Methods: South Africa''s National Health Laboratory Service maintains a database of all public sector CD4 count and viral load (VL) test results since 2004. We developed an algorithm to link individual lab results using probabilistic matching techniques, creating a national cohort of HIV patients. We analyzed data on all patients initiating ART in 2004 and 2005 (during which time VL were collected at ART initiation) and who had at least one subsequent lab result. We assessed retention in care as time to a patient''s most recent lab result (CD4 or VL), following patients through March 2015. Patients were identified as still in care if their last lab test occurred April 2013 - March 2015. We assessed two retention concepts: (a) system-wide retention including all lab results regardless of testing facility and (b) retention at the initiating clinic, in which lab tests at other facilities were ignored. These two concepts mirror the information available on patient histories from clinic-based and health system-wide perspectives.
Results: We followed 53,880 patients who initiated ART in 2004 and 2005. Eight-year retention at the initiating clinic was 13.1% (95%CI: 12.9-13.4). After allowing for transfers, system-wide eight-year retention increased to 47.3% (95%CI 46.9-47.7)(Figure).

Figure 1 - Effect of patient transfer on retention estimates
[Figure 1 - Effect of patient transfer on retention estimates]
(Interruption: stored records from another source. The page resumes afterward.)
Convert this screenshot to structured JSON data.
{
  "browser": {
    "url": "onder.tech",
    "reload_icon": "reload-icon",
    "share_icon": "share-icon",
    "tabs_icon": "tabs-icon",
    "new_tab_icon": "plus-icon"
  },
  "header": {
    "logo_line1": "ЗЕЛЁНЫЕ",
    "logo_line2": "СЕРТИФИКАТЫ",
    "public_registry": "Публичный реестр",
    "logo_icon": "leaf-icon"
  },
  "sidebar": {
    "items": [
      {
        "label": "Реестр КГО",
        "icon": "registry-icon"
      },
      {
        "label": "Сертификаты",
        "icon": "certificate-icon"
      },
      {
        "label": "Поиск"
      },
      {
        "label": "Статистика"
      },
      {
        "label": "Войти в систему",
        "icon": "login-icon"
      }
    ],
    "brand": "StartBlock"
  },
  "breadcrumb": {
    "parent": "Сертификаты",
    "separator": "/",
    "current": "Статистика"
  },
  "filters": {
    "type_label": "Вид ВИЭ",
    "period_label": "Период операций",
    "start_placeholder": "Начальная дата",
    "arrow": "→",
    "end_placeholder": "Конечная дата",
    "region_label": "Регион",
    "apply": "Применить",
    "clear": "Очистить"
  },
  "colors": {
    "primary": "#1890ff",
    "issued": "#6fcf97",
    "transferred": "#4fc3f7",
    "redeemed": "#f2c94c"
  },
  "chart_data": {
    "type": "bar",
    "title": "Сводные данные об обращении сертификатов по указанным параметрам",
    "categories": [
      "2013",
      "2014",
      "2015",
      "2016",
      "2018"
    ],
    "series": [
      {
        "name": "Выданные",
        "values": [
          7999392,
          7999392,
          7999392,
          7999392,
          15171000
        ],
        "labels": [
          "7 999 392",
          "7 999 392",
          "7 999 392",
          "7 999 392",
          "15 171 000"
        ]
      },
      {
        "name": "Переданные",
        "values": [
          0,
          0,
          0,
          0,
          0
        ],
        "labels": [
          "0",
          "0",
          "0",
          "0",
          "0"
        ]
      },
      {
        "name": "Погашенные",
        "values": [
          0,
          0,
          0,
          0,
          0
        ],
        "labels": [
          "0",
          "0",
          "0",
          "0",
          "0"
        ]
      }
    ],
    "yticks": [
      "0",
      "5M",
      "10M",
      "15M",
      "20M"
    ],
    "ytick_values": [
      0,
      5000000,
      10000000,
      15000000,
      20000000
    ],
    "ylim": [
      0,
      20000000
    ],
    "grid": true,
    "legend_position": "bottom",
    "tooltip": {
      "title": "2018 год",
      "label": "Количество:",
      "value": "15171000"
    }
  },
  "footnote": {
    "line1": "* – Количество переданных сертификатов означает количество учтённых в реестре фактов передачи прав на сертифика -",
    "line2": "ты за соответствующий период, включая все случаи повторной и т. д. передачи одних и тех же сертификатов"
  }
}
Conclusions: Patient migration and transfer are common throughout sub-Saharan Africa. Whereas prior cohort studies have tracked patients through resource-intensive follow-up, we show the utility of a national laboratory database for passive tracking of patients regardless of where they seek care. These findings have implications not just for measurement, but also potential to improve continuity of patient care in migration populations.